*WHAT IS REQUIRED*
Go through the entries that follow and count every line with the string "true". Reply with the number only.

*PROVIDED INFORMATION*
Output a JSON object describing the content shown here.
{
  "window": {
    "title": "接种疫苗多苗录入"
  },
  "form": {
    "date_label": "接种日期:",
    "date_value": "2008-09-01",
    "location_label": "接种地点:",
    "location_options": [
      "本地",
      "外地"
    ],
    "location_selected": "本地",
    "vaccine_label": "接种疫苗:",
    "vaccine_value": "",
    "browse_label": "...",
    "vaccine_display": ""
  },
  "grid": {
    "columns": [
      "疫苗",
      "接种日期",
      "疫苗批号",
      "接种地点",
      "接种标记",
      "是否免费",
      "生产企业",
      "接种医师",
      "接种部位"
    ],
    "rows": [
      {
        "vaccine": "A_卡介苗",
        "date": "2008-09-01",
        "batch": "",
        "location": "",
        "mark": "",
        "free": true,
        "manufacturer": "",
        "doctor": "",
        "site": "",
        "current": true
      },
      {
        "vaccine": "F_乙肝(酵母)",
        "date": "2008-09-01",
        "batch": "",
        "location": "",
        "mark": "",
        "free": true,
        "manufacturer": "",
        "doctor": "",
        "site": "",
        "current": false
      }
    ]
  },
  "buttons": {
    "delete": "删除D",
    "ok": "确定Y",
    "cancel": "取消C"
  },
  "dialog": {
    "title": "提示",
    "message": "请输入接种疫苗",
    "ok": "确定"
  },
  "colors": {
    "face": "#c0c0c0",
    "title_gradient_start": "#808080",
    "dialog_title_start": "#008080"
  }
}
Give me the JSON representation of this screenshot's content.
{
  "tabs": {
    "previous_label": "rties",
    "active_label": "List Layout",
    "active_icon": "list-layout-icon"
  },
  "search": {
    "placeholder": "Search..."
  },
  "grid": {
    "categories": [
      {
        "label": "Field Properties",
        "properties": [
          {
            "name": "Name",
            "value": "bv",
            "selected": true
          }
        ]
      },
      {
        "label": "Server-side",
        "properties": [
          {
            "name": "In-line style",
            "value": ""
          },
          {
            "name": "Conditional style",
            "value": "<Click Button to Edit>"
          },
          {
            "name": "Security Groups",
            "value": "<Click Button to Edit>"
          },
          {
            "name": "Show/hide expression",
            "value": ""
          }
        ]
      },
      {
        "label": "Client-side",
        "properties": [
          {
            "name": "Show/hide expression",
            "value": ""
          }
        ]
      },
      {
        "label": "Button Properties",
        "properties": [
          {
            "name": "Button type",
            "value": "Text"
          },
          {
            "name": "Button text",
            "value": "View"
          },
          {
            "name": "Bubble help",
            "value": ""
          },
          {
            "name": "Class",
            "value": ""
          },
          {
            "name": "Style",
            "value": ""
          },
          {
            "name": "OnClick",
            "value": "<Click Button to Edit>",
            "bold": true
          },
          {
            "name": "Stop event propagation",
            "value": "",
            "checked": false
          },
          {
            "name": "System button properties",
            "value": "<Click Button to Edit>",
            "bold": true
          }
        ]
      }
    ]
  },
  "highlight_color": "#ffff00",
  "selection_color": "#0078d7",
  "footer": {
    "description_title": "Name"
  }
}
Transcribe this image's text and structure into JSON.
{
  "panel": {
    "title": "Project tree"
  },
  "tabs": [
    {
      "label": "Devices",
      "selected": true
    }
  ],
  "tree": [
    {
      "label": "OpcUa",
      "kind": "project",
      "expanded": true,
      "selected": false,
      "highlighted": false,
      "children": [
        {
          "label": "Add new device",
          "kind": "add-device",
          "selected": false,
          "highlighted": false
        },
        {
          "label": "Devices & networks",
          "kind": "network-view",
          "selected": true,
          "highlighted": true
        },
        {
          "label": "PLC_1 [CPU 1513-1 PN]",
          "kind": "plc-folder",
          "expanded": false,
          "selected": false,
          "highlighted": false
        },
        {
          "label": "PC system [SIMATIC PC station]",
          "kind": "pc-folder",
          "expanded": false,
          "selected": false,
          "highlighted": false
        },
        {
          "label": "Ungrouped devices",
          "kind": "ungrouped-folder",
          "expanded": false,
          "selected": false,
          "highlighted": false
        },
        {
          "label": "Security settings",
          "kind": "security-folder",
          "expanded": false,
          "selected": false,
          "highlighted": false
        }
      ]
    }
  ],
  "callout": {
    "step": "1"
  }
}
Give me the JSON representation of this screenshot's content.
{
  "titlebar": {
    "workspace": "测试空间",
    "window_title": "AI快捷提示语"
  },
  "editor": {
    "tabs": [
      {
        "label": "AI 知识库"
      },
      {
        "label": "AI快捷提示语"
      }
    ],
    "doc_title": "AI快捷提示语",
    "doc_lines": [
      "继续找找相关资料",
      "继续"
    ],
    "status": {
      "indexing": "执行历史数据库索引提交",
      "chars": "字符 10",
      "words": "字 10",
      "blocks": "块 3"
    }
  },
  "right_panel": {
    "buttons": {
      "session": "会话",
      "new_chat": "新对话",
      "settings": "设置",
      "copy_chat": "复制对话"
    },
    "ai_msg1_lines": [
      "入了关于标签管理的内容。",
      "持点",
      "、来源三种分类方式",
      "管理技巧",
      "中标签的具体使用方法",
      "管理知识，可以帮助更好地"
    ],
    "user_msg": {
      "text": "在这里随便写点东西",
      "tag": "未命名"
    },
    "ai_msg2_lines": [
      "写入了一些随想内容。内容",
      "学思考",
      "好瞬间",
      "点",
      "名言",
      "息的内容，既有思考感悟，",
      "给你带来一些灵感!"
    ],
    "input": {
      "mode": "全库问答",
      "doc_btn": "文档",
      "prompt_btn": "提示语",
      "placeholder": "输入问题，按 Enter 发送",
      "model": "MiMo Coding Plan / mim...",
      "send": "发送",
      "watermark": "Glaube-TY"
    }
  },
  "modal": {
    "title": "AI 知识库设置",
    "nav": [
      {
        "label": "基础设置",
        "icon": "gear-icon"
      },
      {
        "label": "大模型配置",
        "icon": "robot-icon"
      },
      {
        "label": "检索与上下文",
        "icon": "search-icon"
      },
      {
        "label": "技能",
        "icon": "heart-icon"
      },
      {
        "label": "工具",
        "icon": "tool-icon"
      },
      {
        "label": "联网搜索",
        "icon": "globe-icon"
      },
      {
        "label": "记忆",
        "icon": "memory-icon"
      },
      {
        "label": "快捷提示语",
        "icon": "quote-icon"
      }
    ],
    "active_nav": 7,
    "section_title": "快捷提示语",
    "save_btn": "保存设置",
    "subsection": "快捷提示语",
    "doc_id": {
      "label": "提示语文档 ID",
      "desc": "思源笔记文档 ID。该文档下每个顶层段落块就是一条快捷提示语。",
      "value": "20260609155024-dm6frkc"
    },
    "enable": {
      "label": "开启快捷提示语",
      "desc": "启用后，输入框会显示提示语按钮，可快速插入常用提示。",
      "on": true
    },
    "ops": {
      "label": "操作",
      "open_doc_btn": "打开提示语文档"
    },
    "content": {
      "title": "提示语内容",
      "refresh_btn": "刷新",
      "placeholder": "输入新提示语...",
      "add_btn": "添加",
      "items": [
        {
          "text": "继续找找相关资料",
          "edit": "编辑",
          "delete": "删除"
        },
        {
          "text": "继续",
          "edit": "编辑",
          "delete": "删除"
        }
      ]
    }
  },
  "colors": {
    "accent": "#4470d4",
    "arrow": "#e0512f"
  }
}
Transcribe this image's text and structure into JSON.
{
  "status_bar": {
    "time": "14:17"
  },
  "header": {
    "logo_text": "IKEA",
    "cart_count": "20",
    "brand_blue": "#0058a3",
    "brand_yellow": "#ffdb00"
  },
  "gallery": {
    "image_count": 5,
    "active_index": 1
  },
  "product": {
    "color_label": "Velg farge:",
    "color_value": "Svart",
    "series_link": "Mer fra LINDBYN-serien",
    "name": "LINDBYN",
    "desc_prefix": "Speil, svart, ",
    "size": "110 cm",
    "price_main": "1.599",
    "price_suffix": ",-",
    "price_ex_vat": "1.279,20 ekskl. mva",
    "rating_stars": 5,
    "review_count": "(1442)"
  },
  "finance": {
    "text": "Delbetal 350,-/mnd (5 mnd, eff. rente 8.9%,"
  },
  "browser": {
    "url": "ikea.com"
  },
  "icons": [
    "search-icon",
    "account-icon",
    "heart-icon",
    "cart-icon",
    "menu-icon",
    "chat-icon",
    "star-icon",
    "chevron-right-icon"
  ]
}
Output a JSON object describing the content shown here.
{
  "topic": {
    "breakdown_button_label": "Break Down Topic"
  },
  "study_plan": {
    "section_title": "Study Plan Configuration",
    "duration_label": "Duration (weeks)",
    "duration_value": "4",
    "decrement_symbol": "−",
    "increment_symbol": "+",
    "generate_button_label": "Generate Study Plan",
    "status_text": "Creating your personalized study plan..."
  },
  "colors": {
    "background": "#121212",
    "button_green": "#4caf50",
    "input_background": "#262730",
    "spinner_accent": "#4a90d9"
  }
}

*THE ANSWER*
11